Subjects covered in the book include a quick introduction to Linux including system administration and maintenance, flashing the SD card, programming the Pi in Scratch and Python, making use of the 26-pin GPIO port, using the Pi as a home theatre system or general-purpose PC, and even a beginner’s guide to soldering.
The book is being published by Wiley & Sons in the UK and US in dead-tree and eBook formats, alongside an eBook-only introductory guide called Meet the Raspberry Pi. This slimmed-down version includes the first six chapters of the full-size book – which cover getting started and practical uses for the Pi – along with an extract from the ‘Hardware Hacking’ chapter. For those who just want to get started, it’s a cut-price alternative to the dead-tree release.

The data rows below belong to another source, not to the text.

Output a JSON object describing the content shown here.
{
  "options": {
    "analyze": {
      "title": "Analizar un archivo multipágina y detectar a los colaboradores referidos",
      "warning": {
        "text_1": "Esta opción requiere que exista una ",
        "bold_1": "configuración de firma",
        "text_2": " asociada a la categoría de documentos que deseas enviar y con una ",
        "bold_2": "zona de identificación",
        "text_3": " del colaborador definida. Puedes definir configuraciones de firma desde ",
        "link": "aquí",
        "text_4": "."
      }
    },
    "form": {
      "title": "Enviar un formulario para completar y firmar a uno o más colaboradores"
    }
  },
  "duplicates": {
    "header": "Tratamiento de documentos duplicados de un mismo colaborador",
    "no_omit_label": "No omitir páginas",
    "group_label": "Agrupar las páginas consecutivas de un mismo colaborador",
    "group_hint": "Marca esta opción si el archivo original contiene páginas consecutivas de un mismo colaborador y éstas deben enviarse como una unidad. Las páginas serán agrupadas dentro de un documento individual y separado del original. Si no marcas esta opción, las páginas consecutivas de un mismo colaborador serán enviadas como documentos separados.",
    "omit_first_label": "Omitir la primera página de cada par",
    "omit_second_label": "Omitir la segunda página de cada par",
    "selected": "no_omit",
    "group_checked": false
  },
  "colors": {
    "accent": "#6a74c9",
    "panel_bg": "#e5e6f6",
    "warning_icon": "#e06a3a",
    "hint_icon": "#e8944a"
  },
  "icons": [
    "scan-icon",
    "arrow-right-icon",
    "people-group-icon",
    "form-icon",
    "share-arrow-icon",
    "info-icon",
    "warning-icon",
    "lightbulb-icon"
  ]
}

The book is undergoing final review and production now, with a view to getting Meet the Raspberry Pi out in the coming weeks and the Raspberry Pi User Guide whenever the printing presses can churn copies out fast enough. The electronic versions will be available in ePub, Kindle and PDF formats.
Having finally got my hands on a Raspberry Pi Model B, my first published work on the subject is an in-depth review for Dennis Publishing’s technology enthusiast site Bit-Tech.
Designed to cover the most commonly asked questions – computing performance, graphical performance, software compatibility and suitability as a general purpose PC – the review spans nine pages, and is based on the retail Model B which started shipping to customers at the end of last week.
The section which has proven the most popular is ‘Overclocking,’ a look at whether it’s possible to boost the Broadcom BCM2835 at the heart of the Pi to something above its default 700MHz clockspeed. In short: yes, it is, but by ‘eck it’s risky.
The review, the first to appear on a mainstream site rather than engineering publications allied to production partners Element14 and RS Components, has generated a substantial amount of traffic and comment. Following its publication, the review was re-tweeted by the official @Raspberry_Pi account (56,201 followers at the time of writing,) fellow technology journalist and Gruaniad technology editor Charles Arthur (33,614 followers) and digital trouble-stirrers @YourAnonNews (569,649 followers.) The review was also linked from the Gruaniad, with a fairly hefty extract, and front-paged on Digg and reddit.
Given the popularity of the Pi, this is far from the last piece I’ll be writing about it. A Linux-oriented review for Imagine Publishing’s Linux User & Developer Magazine is due to appear in the next issue, while pieces in Dennis Publishing’s Custom PC, Micro Mart and on the IT Pro website are planned.
There’s also a secret project in the works – but more about that I cannot say…